Website and app data records
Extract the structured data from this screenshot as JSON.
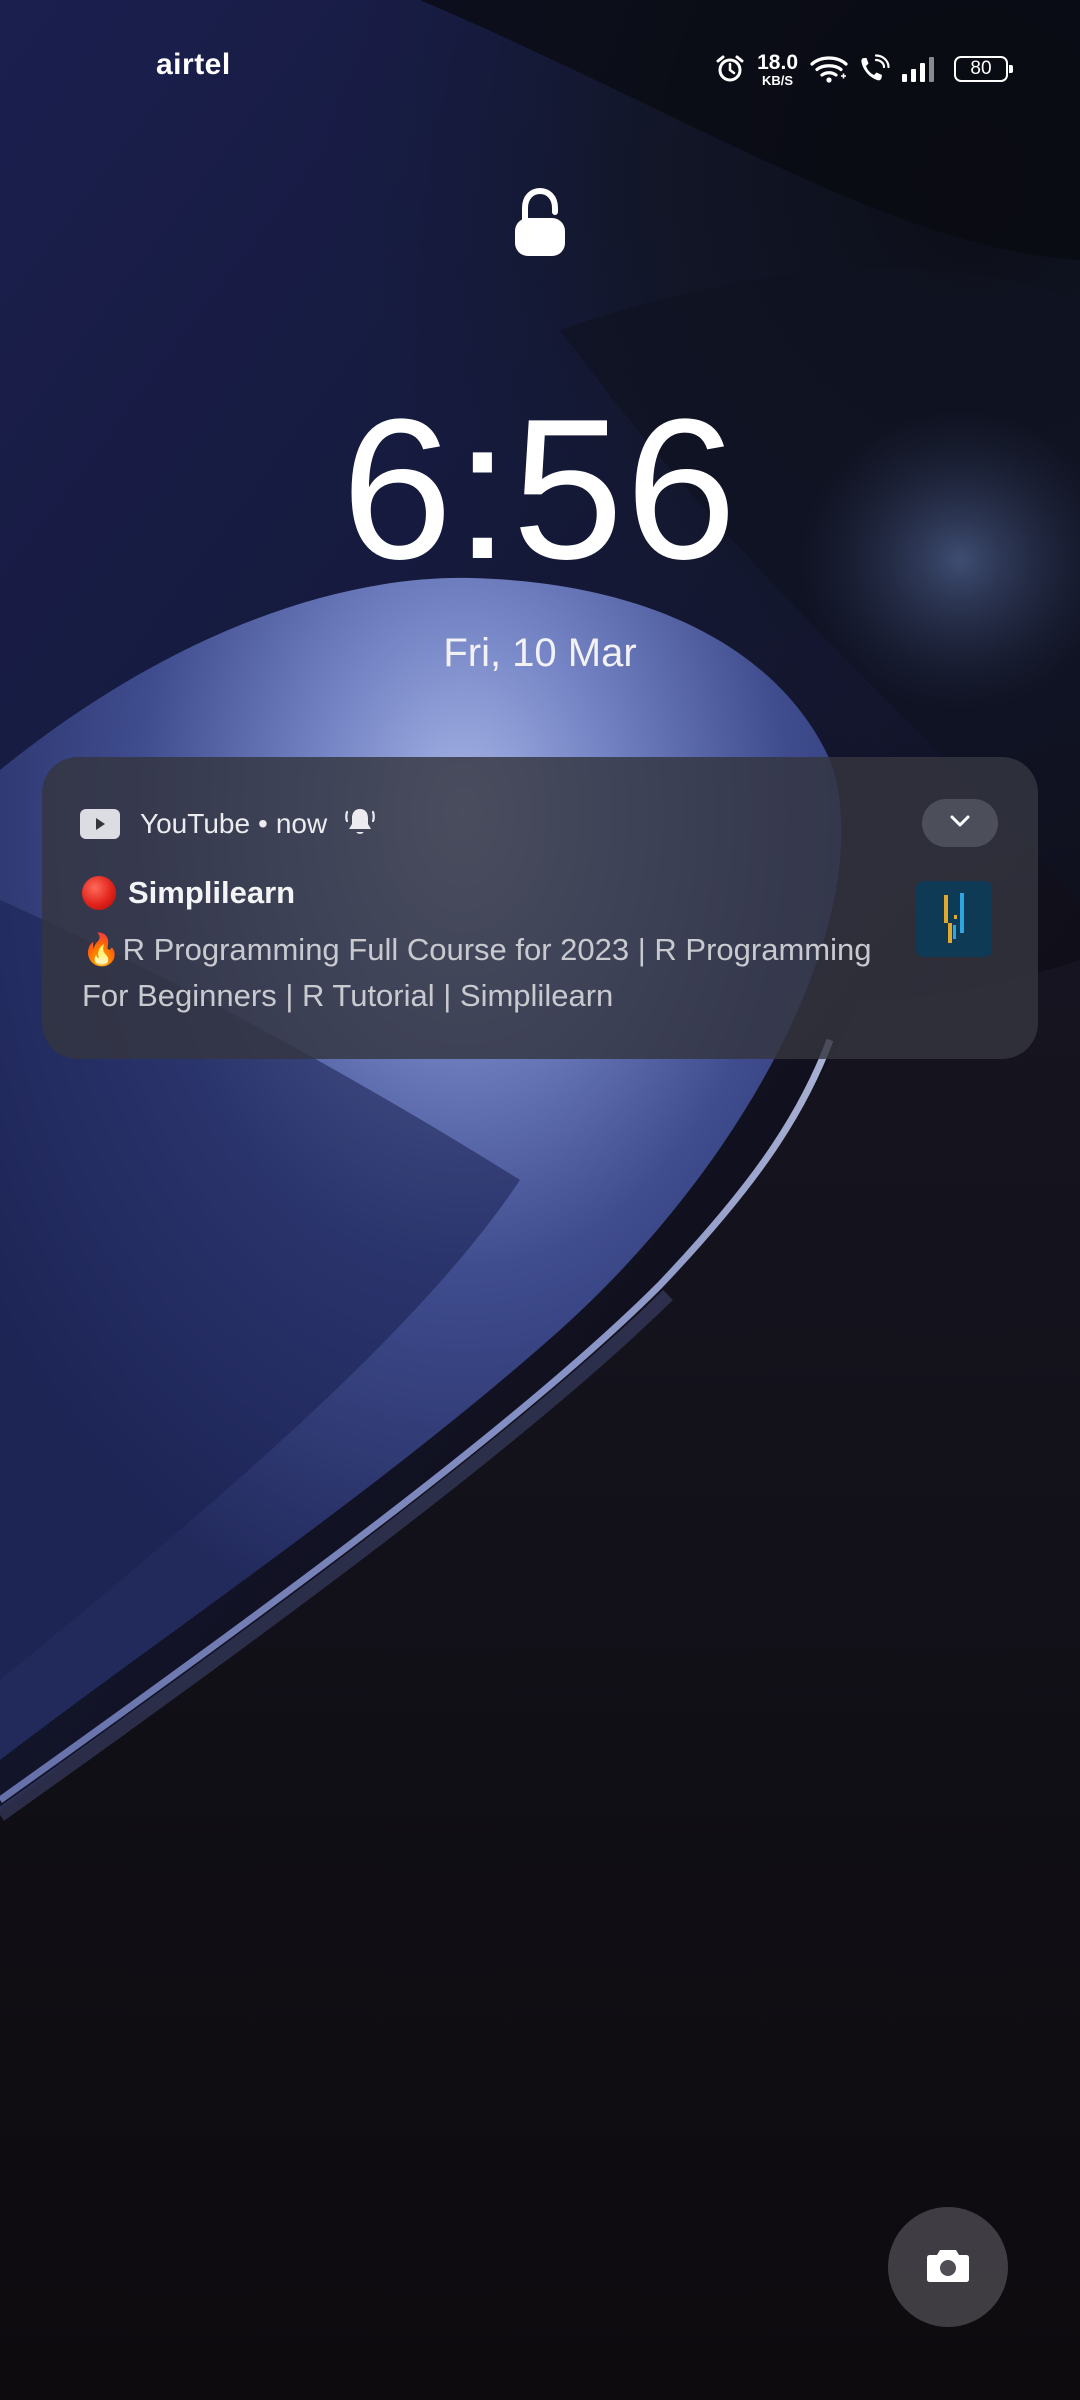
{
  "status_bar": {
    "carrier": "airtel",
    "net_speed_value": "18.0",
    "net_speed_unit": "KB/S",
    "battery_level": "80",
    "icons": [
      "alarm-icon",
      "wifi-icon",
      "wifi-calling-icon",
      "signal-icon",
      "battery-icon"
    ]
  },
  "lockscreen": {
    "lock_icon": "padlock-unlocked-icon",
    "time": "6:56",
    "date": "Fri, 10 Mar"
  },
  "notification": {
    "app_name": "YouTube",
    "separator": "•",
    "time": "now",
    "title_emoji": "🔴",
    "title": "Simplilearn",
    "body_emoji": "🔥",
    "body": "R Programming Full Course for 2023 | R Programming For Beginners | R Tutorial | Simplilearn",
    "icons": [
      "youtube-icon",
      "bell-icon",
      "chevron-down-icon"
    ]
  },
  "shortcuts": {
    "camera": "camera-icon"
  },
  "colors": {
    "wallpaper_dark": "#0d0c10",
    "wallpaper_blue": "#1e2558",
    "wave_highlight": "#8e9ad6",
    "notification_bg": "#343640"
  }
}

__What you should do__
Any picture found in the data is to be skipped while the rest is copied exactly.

__Answer space__
Extract the structured data from this screenshot as JSON.
{
  "status_bar": {
    "carrier": "airtel",
    "net_speed_value": "18.0",
    "net_speed_unit": "KB/S",
    "battery_level": "80",
    "icons": [
      "alarm-icon",
      "wifi-icon",
      "wifi-calling-icon",
      "signal-icon",
      "battery-icon"
    ]
  },
  "lockscreen": {
    "lock_icon": "padlock-unlocked-icon",
    "time": "6:56",
    "date": "Fri, 10 Mar"
  },
  "notification": {
    "app_name": "YouTube",
    "separator": "•",
    "time": "now",
    "title_emoji": "🔴",
    "title": "Simplilearn",
    "body_emoji": "🔥",
    "body": "R Programming Full Course for 2023 | R Programming For Beginners | R Tutorial | Simplilearn",
    "icons": [
      "youtube-icon",
      "bell-icon",
      "chevron-down-icon"
    ]
  },
  "shortcuts": {
    "camera": "camera-icon"
  },
  "colors": {
    "wallpaper_dark": "#0d0c10",
    "wallpaper_blue": "#1e2558",
    "wave_highlight": "#8e9ad6",
    "notification_bg": "#343640"
  }
}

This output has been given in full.